James Smith Resolution Foundation
McDonnell said: “Our scale of investment matches the scale of those emergencies that we now face, on climate change and socially. I’ll tell you, if we didn’t set off on that march, future generations would never forgive us.”
Javid condemned Labour’s plans as “fantasy economics” but unveiled his own plan of extra borrowing to fund spending on capital projects, while ripping up the fiscal rules imposed by his Tory predecessors in the Treasury.
Speaking at an aircraft hangar near Manchester, Javid loosened borrowing constraints to the tune of £20bn a year while attacking Labour for planning to “saddle the country with debt”. He drew a line under the era of George Osborne and Philip Hammond by setting a new cap on borrowing for investment at 3% of national income, while day-to-day current spending would be balanced.
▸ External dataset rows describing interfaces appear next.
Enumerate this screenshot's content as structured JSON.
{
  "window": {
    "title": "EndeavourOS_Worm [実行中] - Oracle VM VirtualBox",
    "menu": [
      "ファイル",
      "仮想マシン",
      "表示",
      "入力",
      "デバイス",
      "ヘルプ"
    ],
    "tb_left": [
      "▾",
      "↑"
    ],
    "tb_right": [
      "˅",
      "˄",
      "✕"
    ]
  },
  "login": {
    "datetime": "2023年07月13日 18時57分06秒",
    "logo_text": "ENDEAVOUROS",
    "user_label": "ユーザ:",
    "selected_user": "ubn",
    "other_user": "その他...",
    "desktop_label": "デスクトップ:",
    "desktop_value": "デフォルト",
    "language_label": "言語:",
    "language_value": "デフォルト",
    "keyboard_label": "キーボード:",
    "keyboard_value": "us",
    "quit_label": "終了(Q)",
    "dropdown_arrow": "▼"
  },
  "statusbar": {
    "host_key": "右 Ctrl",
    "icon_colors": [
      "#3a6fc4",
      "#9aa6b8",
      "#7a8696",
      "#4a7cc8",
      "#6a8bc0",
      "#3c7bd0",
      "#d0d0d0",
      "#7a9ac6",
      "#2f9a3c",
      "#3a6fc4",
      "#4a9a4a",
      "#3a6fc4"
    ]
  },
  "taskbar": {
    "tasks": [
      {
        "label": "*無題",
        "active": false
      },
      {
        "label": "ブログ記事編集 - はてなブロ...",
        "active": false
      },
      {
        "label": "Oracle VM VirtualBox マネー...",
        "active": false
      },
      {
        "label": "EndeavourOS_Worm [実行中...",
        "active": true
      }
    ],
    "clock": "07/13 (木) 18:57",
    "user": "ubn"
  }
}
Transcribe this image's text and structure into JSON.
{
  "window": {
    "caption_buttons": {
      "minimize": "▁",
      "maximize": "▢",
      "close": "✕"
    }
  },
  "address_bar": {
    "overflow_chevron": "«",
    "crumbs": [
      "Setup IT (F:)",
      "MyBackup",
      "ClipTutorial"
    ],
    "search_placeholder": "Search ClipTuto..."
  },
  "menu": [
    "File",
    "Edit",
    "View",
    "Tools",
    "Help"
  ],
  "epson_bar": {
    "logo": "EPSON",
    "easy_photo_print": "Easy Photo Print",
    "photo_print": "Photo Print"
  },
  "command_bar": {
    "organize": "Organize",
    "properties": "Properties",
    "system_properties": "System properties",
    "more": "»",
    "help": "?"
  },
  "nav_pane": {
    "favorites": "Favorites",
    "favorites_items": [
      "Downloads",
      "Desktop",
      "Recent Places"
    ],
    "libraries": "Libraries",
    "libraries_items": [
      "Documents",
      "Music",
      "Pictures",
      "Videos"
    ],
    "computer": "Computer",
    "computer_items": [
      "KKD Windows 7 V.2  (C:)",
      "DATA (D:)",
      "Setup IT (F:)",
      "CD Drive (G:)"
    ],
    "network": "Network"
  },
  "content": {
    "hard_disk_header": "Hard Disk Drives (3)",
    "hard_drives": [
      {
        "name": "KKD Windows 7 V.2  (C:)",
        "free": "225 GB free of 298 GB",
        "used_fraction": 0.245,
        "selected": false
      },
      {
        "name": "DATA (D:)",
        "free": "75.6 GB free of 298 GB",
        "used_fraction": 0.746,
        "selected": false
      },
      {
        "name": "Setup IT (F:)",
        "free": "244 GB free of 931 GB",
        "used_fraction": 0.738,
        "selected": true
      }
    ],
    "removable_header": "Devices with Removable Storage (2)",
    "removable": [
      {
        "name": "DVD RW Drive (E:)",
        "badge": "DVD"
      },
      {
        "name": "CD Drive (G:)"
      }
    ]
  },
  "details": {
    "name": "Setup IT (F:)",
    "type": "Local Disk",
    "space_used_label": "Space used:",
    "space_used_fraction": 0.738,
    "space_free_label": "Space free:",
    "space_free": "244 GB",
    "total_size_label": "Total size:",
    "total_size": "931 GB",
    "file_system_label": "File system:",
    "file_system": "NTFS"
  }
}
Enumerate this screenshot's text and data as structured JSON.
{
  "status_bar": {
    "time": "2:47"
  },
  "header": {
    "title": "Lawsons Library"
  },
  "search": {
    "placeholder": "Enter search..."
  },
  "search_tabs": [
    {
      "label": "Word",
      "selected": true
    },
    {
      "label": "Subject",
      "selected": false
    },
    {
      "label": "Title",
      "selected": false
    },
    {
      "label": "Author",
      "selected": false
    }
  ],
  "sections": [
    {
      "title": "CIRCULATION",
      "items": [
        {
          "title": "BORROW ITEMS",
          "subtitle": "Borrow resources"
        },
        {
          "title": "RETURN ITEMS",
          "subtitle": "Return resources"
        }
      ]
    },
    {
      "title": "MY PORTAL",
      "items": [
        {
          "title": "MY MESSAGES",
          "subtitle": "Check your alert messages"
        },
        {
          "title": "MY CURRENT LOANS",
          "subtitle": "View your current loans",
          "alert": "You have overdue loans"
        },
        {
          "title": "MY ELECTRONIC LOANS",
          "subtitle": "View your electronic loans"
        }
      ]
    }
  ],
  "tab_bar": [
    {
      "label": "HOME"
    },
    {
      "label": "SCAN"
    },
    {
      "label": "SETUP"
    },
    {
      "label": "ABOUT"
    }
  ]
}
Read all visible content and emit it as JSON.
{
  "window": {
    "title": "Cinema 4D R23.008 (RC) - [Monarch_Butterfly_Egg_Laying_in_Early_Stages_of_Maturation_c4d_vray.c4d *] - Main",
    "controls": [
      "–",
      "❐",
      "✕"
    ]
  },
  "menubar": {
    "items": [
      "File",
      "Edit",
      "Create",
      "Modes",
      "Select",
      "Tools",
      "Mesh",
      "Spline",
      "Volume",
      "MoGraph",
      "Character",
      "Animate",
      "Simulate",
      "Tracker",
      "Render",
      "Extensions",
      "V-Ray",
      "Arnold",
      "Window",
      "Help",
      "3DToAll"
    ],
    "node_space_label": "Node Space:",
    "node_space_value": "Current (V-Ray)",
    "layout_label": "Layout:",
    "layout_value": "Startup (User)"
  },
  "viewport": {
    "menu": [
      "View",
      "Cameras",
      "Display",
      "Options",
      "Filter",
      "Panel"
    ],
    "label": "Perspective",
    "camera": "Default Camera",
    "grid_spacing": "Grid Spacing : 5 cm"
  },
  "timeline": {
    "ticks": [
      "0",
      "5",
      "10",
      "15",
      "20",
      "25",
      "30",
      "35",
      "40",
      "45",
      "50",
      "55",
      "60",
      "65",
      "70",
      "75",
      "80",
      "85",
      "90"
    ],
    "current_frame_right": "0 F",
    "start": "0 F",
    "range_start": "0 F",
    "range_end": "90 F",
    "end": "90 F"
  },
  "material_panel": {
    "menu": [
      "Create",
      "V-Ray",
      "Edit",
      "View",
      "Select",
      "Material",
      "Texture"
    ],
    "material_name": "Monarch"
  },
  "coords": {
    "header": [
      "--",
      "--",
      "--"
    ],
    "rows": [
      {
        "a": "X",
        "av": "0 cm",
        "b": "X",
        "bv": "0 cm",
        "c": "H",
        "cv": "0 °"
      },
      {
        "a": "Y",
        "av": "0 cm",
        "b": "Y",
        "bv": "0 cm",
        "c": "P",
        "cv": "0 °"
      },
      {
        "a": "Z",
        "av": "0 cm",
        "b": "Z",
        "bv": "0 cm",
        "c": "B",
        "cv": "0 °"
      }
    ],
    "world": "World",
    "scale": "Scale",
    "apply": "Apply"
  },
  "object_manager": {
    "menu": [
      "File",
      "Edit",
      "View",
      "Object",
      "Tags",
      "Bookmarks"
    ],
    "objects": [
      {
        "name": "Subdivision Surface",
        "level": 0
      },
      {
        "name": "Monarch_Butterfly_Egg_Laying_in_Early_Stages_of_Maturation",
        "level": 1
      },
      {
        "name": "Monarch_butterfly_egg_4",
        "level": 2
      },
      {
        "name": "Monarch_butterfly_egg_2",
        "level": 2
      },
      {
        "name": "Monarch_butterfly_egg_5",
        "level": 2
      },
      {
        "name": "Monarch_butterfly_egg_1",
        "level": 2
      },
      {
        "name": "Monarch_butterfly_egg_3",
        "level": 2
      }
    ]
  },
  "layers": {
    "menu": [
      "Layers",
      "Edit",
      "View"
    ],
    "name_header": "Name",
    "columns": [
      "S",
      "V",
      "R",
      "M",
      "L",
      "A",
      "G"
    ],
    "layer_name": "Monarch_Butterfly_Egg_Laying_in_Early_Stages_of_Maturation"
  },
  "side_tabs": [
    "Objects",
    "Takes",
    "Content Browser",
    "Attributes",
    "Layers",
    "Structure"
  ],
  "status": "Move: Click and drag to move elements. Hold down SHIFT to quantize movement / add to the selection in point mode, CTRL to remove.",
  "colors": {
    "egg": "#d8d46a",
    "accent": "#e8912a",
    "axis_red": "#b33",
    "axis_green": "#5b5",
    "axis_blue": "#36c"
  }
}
That would allow borrowing to
rise from £47bn this year to about £70bn, and then keep rising as the economy expands.
Apart from a brief period during the financial crisis and recession of 200809, investment spending has not been at 3% of GDP since Margaret Thatcher reached No 10 in 1979. Javid said now was a responsible time for this because interest rates were negative for the government and it was a moment for “new rules for a new economic era”.
Ben Zaranko, research economist at the IFS, said: “Both parties’ plans would represent a sharp change in policy, and Labour’s plans are especially ambitious. The key challenge for a government seeking to deliver investment on this scale – particularly in a short timeframe – will be finding worthwhile and viable projects in which to invest.
“Shortages in the number of suitably skilled construction workers, a dearth of ‘shovel-ready’ projects, and practical issues relating to delivery will be challenges the next government will need to think carefully about how to overcome.”
James Smith, the research director for another major thinktank, the Resolution Foundation, said the parties’ plans “represent a dramatic shift from the narrow debt-driven debate that has dominated the past decade”. He added: “With the low cost of borrowing, austerity Britain is going to turn into hard-hat Britain whoever wins the next election. This shifts the focus to ensuring that investment delivers real returns, not just higher debt.
“There remain big differences between the main parties’ economic plans, which will be fought over in the election. But the even bigger difference, following today’s speeches, is between the recent economic past and plans for the future, as both parties have signalled a major shift towards a far bigger, investment-focused state.”
Public spending on investment projects was cut by Osborne after his arrival at the Treasury in 2010 as part of the Tory-Lib Dem coalition’s attempt to cut the budget deficit. During the 2010s, it has averaged about 2% of GDP.
The announcements by Javid and McDonnell came as the top civil servant blocked publication of a report by the Treasury’s economic forecaster that was expected to show the public finances had deteriorated in the past eight months and that the chancellor was in breach of his old fiscal rules. Mark Sedwill, the head of the Cabinet Office, told the Office for Budget
Responsibility’s chair, Robert Chote, that publication would breach the Cabinet Office’s general election guidance. But the Lib Dems said the decision “smacked of political interference”.
The British Chambers of Commerce welcomed the promise of more infrastructure spending but struck a note of caution about the scale of Labour’s plans. “Our business communities will agree with John McDonnell on three fronts: the UK needs more public investment in infrastructure, more focus on upgrades in the regions, and more decisions taken locally, rather than in Westminster,” said Adam Marshall, its director. “We may agree on the aim – but businesses will raise real questions about how Mr McDonnell plans to get there.”
Dave Prentis of the Unison union said Javid’s pledges did not go far enough: “After nine long years of spending cuts, this is nowhere near enough to repair the damage done to budgets, services and staff in hospitals, schools, police stations and town halls across the country.”
▲ Jeremy Corbyn joking with press photographers as Labour unveiled its battle bus in Liverpool yesterday